Calming the waters associated with CEO change:

Keep the board resolute! – As stated earlier, volunteer directors can become emotional and succumb to outside pressures and protest. Be sure that they stay “on message” whether or not the vote was unanimous. Pay special attention to the relatively new board members who may not have internalized the organizational history as deeply as others.

Keep the CEO informed — Once the decision is firmly approved, inform the CEO as soon as possible and in person. Do not notify by letter or email. Be mindful of the contributions he/s has made to the organization and provide reasonable incentives (bonus, references, etc.) to help during the transition.

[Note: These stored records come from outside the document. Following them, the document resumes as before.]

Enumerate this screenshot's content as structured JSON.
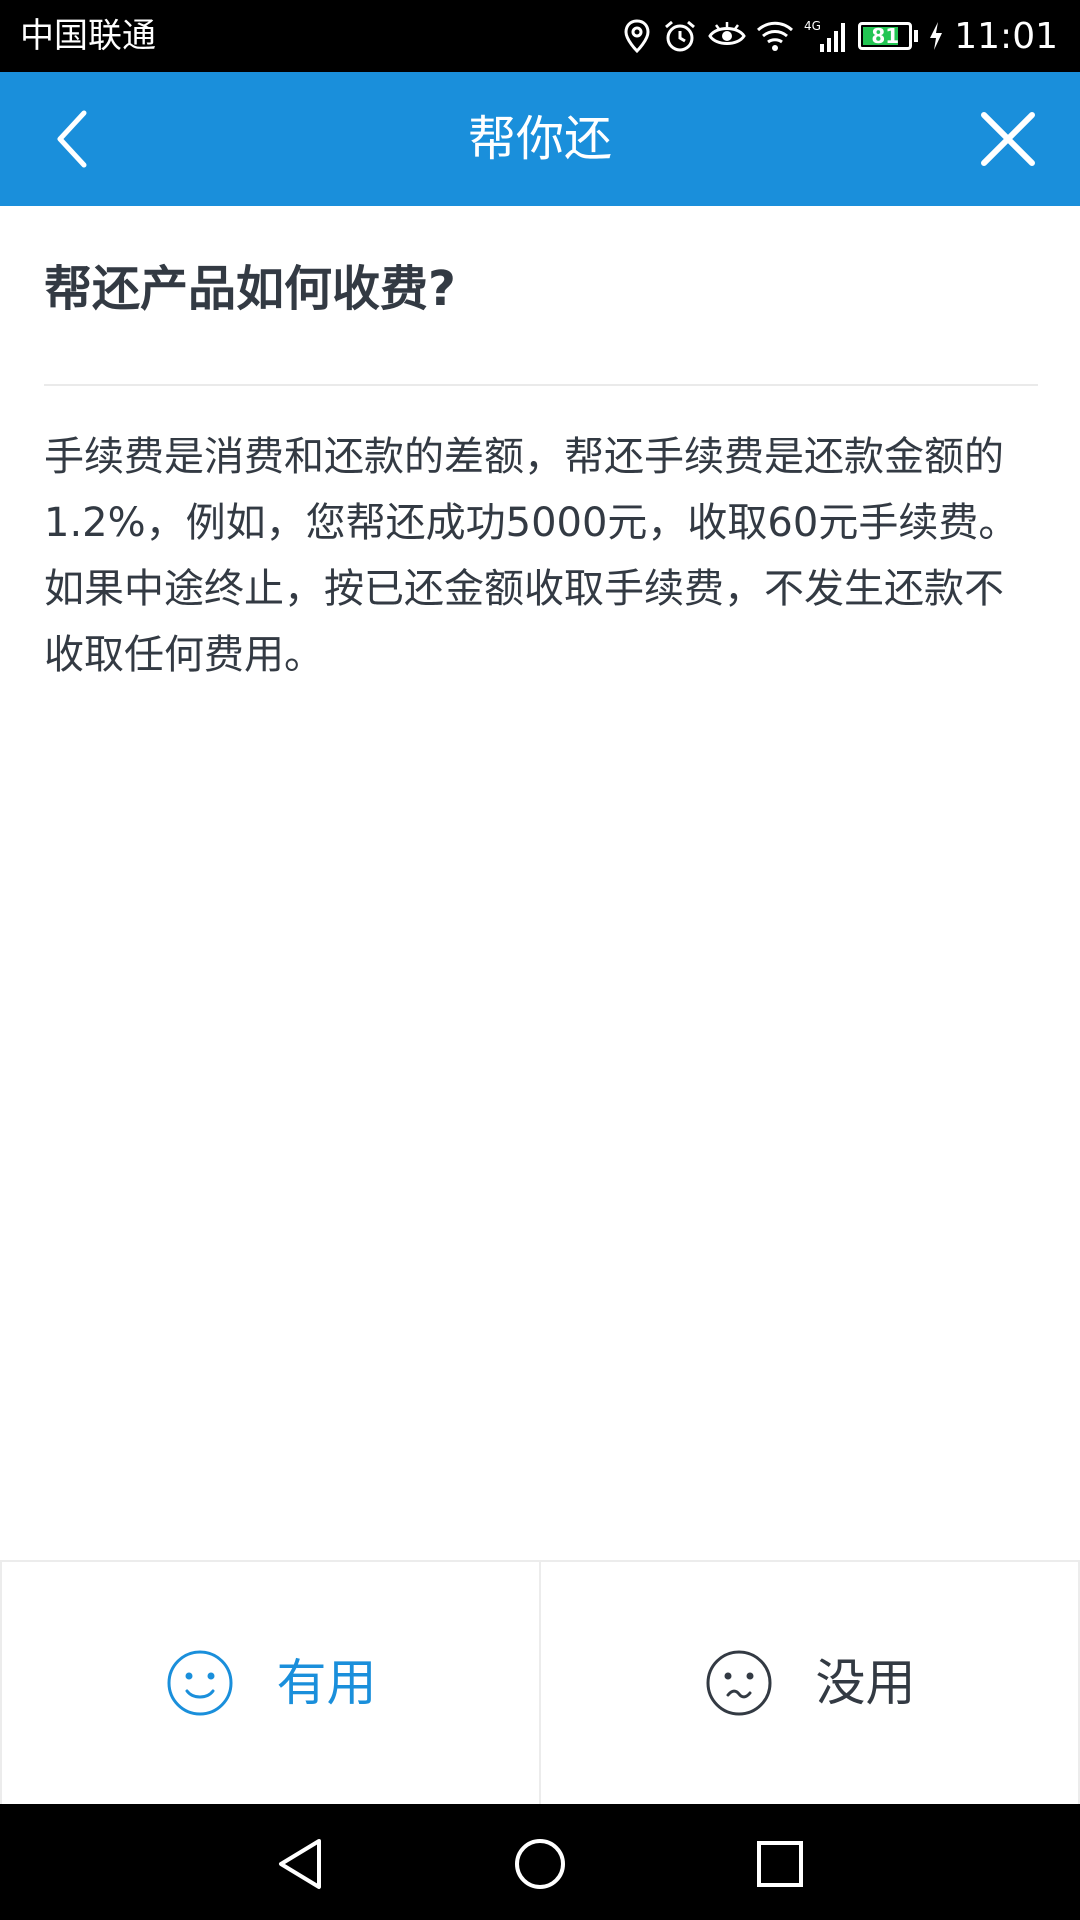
{
  "status_bar": {
    "carrier": "中国联通",
    "network": "4G",
    "battery": "81",
    "time": "11:01"
  },
  "app_bar": {
    "title": "帮你还",
    "back_icon": "back-arrow-icon",
    "close_icon": "close-icon"
  },
  "article": {
    "question": "帮还产品如何收费?",
    "answer": "手续费是消费和还款的差额，帮还手续费是还款金额的1.2%，例如，您帮还成功5000元，收取60元手续费。如果中途终止，按已还金额收取手续费，不发生还款不收取任何费用。"
  },
  "feedback": {
    "useful_label": "有用",
    "useless_label": "没用",
    "useful_color": "#1a8fdb",
    "useless_color": "#333a43"
  },
  "colors": {
    "brand": "#1a8fdb",
    "battery_green": "#22c552"
  }
}
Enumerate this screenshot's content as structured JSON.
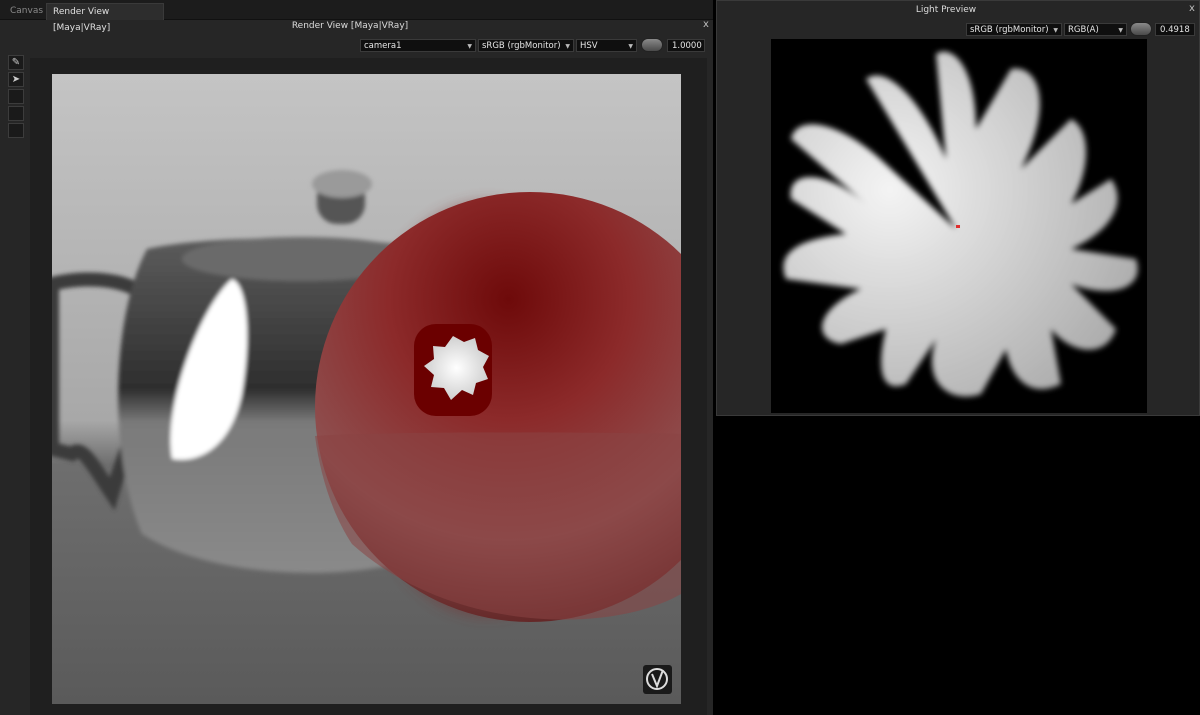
{
  "tabs": [
    {
      "label": "Canvas",
      "active": false
    },
    {
      "label": "Render View [Maya|VRay]",
      "active": true
    }
  ],
  "render_view": {
    "title": "Render View [Maya|VRay]",
    "close_label": "x",
    "camera": "camera1",
    "colorspace": "sRGB (rgbMonitor)",
    "channel": "HSV",
    "exposure": "1.0000",
    "tools": [
      "brush-icon",
      "pointer-icon",
      "empty-tool",
      "empty-tool"
    ]
  },
  "light_preview": {
    "title": "Light Preview",
    "close_label": "x",
    "colorspace": "sRGB (rgbMonitor)",
    "channel": "RGB(A)",
    "exposure": "0.4918"
  },
  "colors": {
    "panel_bg": "#262626",
    "sphere_red": "#8b1a1a",
    "accent": "#e0e0e0"
  }
}
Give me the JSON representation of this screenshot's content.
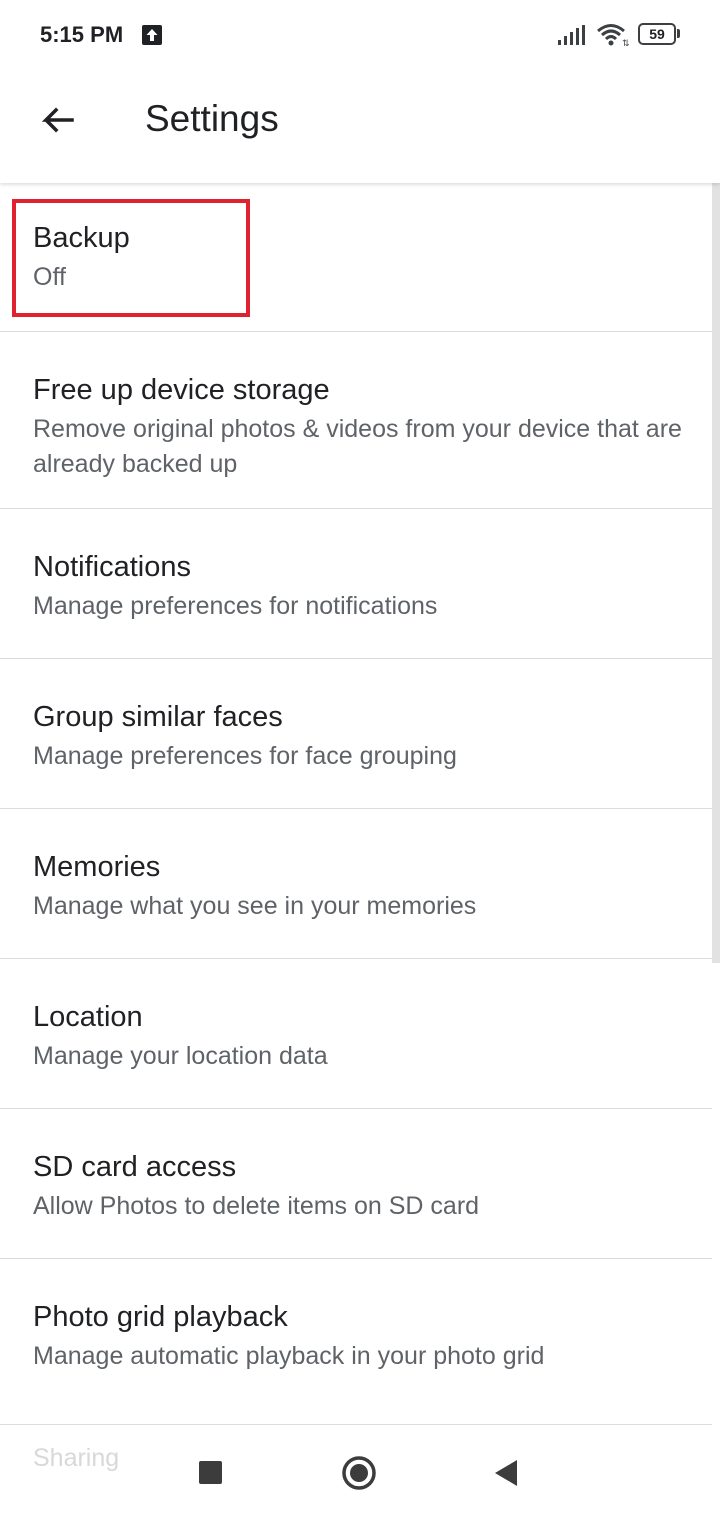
{
  "status_bar": {
    "time": "5:15 PM",
    "battery_level": "59",
    "icons": [
      "upload-icon",
      "signal-icon",
      "wifi-icon",
      "battery-icon"
    ]
  },
  "app_bar": {
    "title": "Settings",
    "back_icon": "arrow-back-icon"
  },
  "settings": [
    {
      "title": "Backup",
      "subtitle": "Off"
    },
    {
      "title": "Free up device storage",
      "subtitle": "Remove original photos & videos from your device that are already backed up"
    },
    {
      "title": "Notifications",
      "subtitle": "Manage preferences for notifications"
    },
    {
      "title": "Group similar faces",
      "subtitle": "Manage preferences for face grouping"
    },
    {
      "title": "Memories",
      "subtitle": "Manage what you see in your memories"
    },
    {
      "title": "Location",
      "subtitle": "Manage your location data"
    },
    {
      "title": "SD card access",
      "subtitle": "Allow Photos to delete items on SD card"
    },
    {
      "title": "Photo grid playback",
      "subtitle": "Manage automatic playback in your photo grid"
    }
  ],
  "partial_item": "Sharing",
  "highlight_color": "#e0212f",
  "nav_bar": {
    "icons": [
      "recents-icon",
      "home-icon",
      "back-icon"
    ]
  }
}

Determine if it is politically and staffing wise to keep the outgoing CEO in a subordinate position, should some specific skills are needed.

Treat outgoing CEO with respect – She/h has made contributions and needs to be credited for them.

Move quickly – Even if the outgoing CEO stays in place for a while or an interim CEO is appointed, set a goal for finding the replacement in a matter of a few months.

Avoid litigation – Legal counsel may be needed to review the termination process to be certain all legal bases are covered.

A change of CEOs is a complex and emotional process. But when the board has identified a significant deficit in the CEO’s intellectual and/or managerial skills that may impede stability and/or further growth, it is of paramount importance that a new CEO be engaged. And it is the right time to make that happen.